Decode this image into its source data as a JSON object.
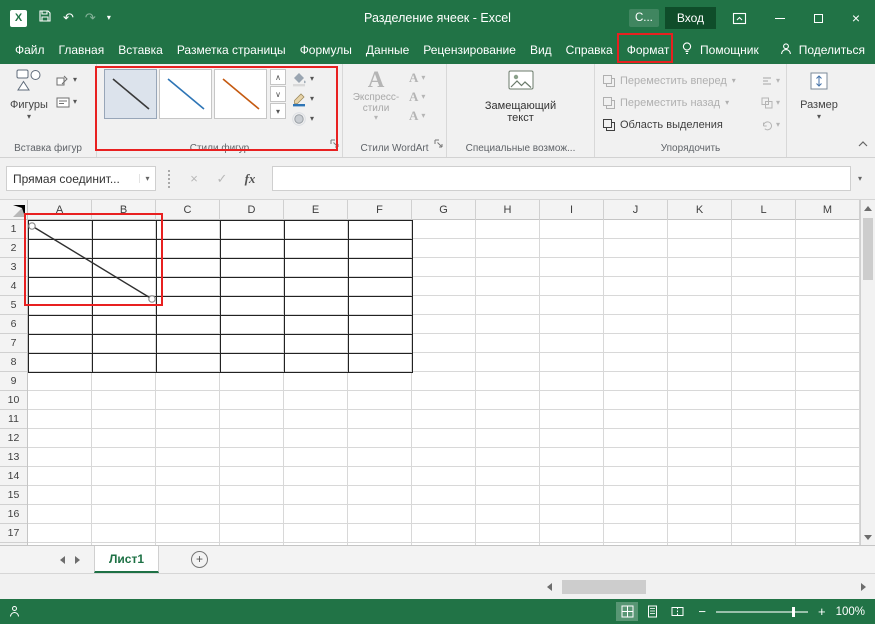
{
  "colors": {
    "excel_green": "#217346",
    "signin_green": "#0f4d2a",
    "annotation_red": "#e82020",
    "grid_line": "#d8d8d8",
    "table_border": "#222222"
  },
  "glyphs": {
    "caret": "▾",
    "up": "∧",
    "down": "∨",
    "plus": "+",
    "undo": "↶",
    "redo": "↷",
    "close": "×"
  },
  "titlebar": {
    "title": "Разделение ячеек - Excel",
    "account": "С...",
    "signin": "Вход"
  },
  "tabs": {
    "items": [
      {
        "label": "Файл",
        "name": "file"
      },
      {
        "label": "Главная",
        "name": "home"
      },
      {
        "label": "Вставка",
        "name": "insert"
      },
      {
        "label": "Разметка страницы",
        "name": "page-layout"
      },
      {
        "label": "Формулы",
        "name": "formulas"
      },
      {
        "label": "Данные",
        "name": "data"
      },
      {
        "label": "Рецензирование",
        "name": "review"
      },
      {
        "label": "Вид",
        "name": "view"
      },
      {
        "label": "Справка",
        "name": "help"
      },
      {
        "label": "Формат",
        "name": "format",
        "active": true,
        "annotated": true
      }
    ],
    "tellme": "Помощник",
    "share": "Поделиться"
  },
  "ribbon": {
    "insert_shapes": {
      "label": "Вставка фигур",
      "shapes_button": "Фигуры"
    },
    "shape_styles": {
      "label": "Стили фигур",
      "tiles": [
        {
          "name": "line-style-black",
          "color": "#3a3a3a",
          "selected": true
        },
        {
          "name": "line-style-blue",
          "color": "#2e75b6",
          "selected": false
        },
        {
          "name": "line-style-orange",
          "color": "#c55a11",
          "selected": false
        }
      ]
    },
    "wordart": {
      "label": "Стили WordArt",
      "quick_styles": "Экспресс-стили",
      "letter": "А"
    },
    "accessibility": {
      "label": "Специальные возмож...",
      "alt_text": "Замещающий текст"
    },
    "arrange": {
      "label": "Упорядочить",
      "items": [
        {
          "label": "Переместить вперед",
          "name": "bring-forward",
          "enabled": false,
          "caret": true
        },
        {
          "label": "Переместить назад",
          "name": "send-backward",
          "enabled": false,
          "caret": true
        },
        {
          "label": "Область выделения",
          "name": "selection-pane",
          "enabled": true,
          "caret": false
        }
      ]
    },
    "size": {
      "label": "Размер"
    }
  },
  "formula_bar": {
    "name_box": "Прямая соединит...",
    "cancel": "×",
    "enter": "✓",
    "fx": "fx"
  },
  "grid": {
    "columns": [
      "A",
      "B",
      "C",
      "D",
      "E",
      "F",
      "G",
      "H",
      "I",
      "J",
      "K",
      "L",
      "M"
    ],
    "row_count": 17,
    "bordered_table": {
      "cols": 6,
      "rows": 8,
      "range": "A1:F8"
    },
    "shape": {
      "type": "straight-connector-line",
      "from": "A1",
      "to": "B4"
    }
  },
  "sheetbar": {
    "active_tab": "Лист1"
  },
  "statusbar": {
    "zoom_out": "−",
    "zoom_in": "+",
    "zoom": "100%"
  }
}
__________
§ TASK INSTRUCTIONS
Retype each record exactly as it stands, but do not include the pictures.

§ YOUR RESPONSE
Decode this image into its source data as a JSON object.
{
  "colors": {
    "excel_green": "#217346",
    "signin_green": "#0f4d2a",
    "annotation_red": "#e82020",
    "grid_line": "#d8d8d8",
    "table_border": "#222222"
  },
  "glyphs": {
    "caret": "▾",
    "up": "∧",
    "down": "∨",
    "plus": "+",
    "undo": "↶",
    "redo": "↷",
    "close": "×"
  },
  "titlebar": {
    "title": "Разделение ячеек - Excel",
    "account": "С...",
    "signin": "Вход"
  },
  "tabs": {
    "items": [
      {
        "label": "Файл",
        "name": "file"
      },
      {
        "label": "Главная",
        "name": "home"
      },
      {
        "label": "Вставка",
        "name": "insert"
      },
      {
        "label": "Разметка страницы",
        "name": "page-layout"
      },
      {
        "label": "Формулы",
        "name": "formulas"
      },
      {
        "label": "Данные",
        "name": "data"
      },
      {
        "label": "Рецензирование",
        "name": "review"
      },
      {
        "label": "Вид",
        "name": "view"
      },
      {
        "label": "Справка",
        "name": "help"
      },
      {
        "label": "Формат",
        "name": "format",
        "active": true,
        "annotated": true
      }
    ],
    "tellme": "Помощник",
    "share": "Поделиться"
  },
  "ribbon": {
    "insert_shapes": {
      "label": "Вставка фигур",
      "shapes_button": "Фигуры"
    },
    "shape_styles": {
      "label": "Стили фигур",
      "tiles": [
        {
          "name": "line-style-black",
          "color": "#3a3a3a",
          "selected": true
        },
        {
          "name": "line-style-blue",
          "color": "#2e75b6",
          "selected": false
        },
        {
          "name": "line-style-orange",
          "color": "#c55a11",
          "selected": false
        }
      ]
    },
    "wordart": {
      "label": "Стили WordArt",
      "quick_styles": "Экспресс-стили",
      "letter": "А"
    },
    "accessibility": {
      "label": "Специальные возмож...",
      "alt_text": "Замещающий текст"
    },
    "arrange": {
      "label": "Упорядочить",
      "items": [
        {
          "label": "Переместить вперед",
          "name": "bring-forward",
          "enabled": false,
          "caret": true
        },
        {
          "label": "Переместить назад",
          "name": "send-backward",
          "enabled": false,
          "caret": true
        },
        {
          "label": "Область выделения",
          "name": "selection-pane",
          "enabled": true,
          "caret": false
        }
      ]
    },
    "size": {
      "label": "Размер"
    }
  },
  "formula_bar": {
    "name_box": "Прямая соединит...",
    "cancel": "×",
    "enter": "✓",
    "fx": "fx"
  },
  "grid": {
    "columns": [
      "A",
      "B",
      "C",
      "D",
      "E",
      "F",
      "G",
      "H",
      "I",
      "J",
      "K",
      "L",
      "M"
    ],
    "row_count": 17,
    "bordered_table": {
      "cols": 6,
      "rows": 8,
      "range": "A1:F8"
    },
    "shape": {
      "type": "straight-connector-line",
      "from": "A1",
      "to": "B4"
    }
  },
  "sheetbar": {
    "active_tab": "Лист1"
  },
  "statusbar": {
    "zoom_out": "−",
    "zoom_in": "+",
    "zoom": "100%"
  }
}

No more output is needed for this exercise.